The opinion of the court was delivered by: KAPLAN
LEWIS A. KAPLAN, District Judge.
Plaintiff Newport Industries North America, Inc. ("Newport") sought to arrange a back-to-back purchase and sale of a large quantity of sugar. It structured the transaction so as to keep the buyer and the seller unaware of their respective identities lest they cut Newport out of the deal. Both the buyer and the seller put up earnest money and sought the same from Newport. Newport, however, sought to use the letters of credit posted by the buyer and the seller to avoid putting any of its own funds at risk. The plan did not work, ultimately because Newport refused to put up less than $ 8,000 of its own money to close this $ 3.45 million transaction, and the deal collapsed. So Newport now seeks to hold the defendant, Berliner Handels and Frankfurter Bank ("BHF-Bank"), liable for the profit it claims it would have earned. BHF-Bank moves to dismiss the complaint.
Although this is a motion to dismiss the complaint, Newport has submitted a long, rambling and repetitious affidavit filled both with legal argument and facts de hors the complaint. The affidavit seeks leave to amend in the event the motion to dismiss is granted, although no proposed amended complaint is annexed. In all the circumstances, the Court treats the complaint as having been amended to embrace the factual assertions contained in the opposing affidavit and the motion as being directed to the complaint thus amended.
The Punjab Letter of Credit
The story fundamentally is a simple one. In or about July 1994, Newport contracted to sell a large quantity of sugar to Oswal Sugars Limited ("Oswal") of Ludhiana, India, for $ 3,450,000. As the contract subsequently was amended, shipment was to be made by October 31, 1994.
Oswal thereupon opened a letter of credit in favor of Newport, as beneficiary, with Punjab National Bank (the "Punjab LC") in the full amount. Although the full text of the Punjab LC is not before the Court, it appears that Newport would have had the right to draw on it assuming (1) the Punjab LC had been made operative, and (2) bills of lading and other required documents relating to the shipment had been presented. (See Cpt Ex. 1) On or about August 8, 1994, BHF-Bank, at the request of Punjab National Bank, advised and confirmed the Punjab LC to Newport.

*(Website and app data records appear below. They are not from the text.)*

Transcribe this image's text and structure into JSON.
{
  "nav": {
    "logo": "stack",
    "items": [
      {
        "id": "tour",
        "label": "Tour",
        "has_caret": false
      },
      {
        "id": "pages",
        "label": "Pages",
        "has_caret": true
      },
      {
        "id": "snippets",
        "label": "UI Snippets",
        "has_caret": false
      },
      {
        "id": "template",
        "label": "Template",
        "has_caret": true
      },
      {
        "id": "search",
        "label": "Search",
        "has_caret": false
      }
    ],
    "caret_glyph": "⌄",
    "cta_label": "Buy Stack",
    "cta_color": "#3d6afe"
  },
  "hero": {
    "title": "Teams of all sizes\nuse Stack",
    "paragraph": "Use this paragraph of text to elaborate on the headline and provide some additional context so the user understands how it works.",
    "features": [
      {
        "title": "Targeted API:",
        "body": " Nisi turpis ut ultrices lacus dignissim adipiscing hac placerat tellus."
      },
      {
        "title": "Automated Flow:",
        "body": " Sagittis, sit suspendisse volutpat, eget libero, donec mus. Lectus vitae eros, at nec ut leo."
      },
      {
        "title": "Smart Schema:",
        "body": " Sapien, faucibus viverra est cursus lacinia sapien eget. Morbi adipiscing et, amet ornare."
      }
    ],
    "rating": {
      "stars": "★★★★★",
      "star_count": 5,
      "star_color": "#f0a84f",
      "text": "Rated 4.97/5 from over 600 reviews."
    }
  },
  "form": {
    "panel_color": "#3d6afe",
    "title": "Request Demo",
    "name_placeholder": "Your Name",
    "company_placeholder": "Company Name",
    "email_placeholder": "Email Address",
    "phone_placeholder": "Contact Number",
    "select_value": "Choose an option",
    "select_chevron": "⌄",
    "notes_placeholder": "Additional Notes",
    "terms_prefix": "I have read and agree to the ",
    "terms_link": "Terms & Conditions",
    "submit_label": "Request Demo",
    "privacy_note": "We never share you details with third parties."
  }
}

The Punjab LC was to become operative "only upon receipt of Performance Bond/Standby Letter of Credit" for $ 50,000 by Midlantic National Bank NA ("Midlantic") "on account of the beneficiary [Newport] and acceptable to the openers." (Cpt Exs. 1, 2) As Newport acknowledges, the purpose of Oswal insisting on this condition was "to assure itself that the plaintiff was capable, serious and motivated to consummate the transaction" by subjecting itself to the risk that Newport would lose $ 50,000 to Oswal if the sugar was not shipped in accordance with the contract. (Jacobs Aff. P 20)
Newport of course could have made the Punjab LC operative immediately by opening its own letter of credit or performance bond by Midlantic in the amount of $ 50,000. As events unfolded, however, it elected not to do so in the hope of putting someone else's money at risk instead of its own.
The Mannah Letter of Credit
Newport did not have the sugar it contracted to sell to Oswal when it entered into the Oswal contract. (Jacobs Aff. P 17) On or about August 26, 1994, Newport contracted to purchase the necessary sugar from Mannah Corp. ("Mannah") for $ 3,152,500, with shipment to be made by October 31, 1994. (Cpt PP 7-8) Thus, if everything went according to plan, Newport would have made the difference between the price it paid Mannah and the price at which it sold to Oswal, or $ 297,500. But that is not how things turned out.
Newport evidently found Mannah to be a motivated seller, so it persuaded Mannah to cause Midlantic, Mannah's bank, to issue a standby letter of credit in the amount of $ 62,000 (the "Mannah LC"), naming Newport as beneficiary.
(Jacobs Aff. PP 17, 21-22; Cpt Exs. 3, 4) The Mannah LC provided, inter alia, that Newport as beneficiary could draw on the letter of credit in the event Mannah did not ship the sugar by October 31, 1994. (Cpt Exs. 3-4) The Mannah LC, however, like the Punjab LC, was inoperative. It provided also in pertinent part that:
"It is a condition of this letter of credit that it shall become operative upon receipt of a tested telex from BHF Bank, New York branch to Midlantic Bank (telex no. 825648) stating:
"'(1) A credit confirmed by BHF Bank has been transferred to (or partial proceeds thereof assigned to) Mannah Corporation in the amount of USD $ 3,152,500.00. Said credit shall provide for a shipment date through October 31, 1994 and shall allow for presentation of documents required by said credit within 21 days following the date ...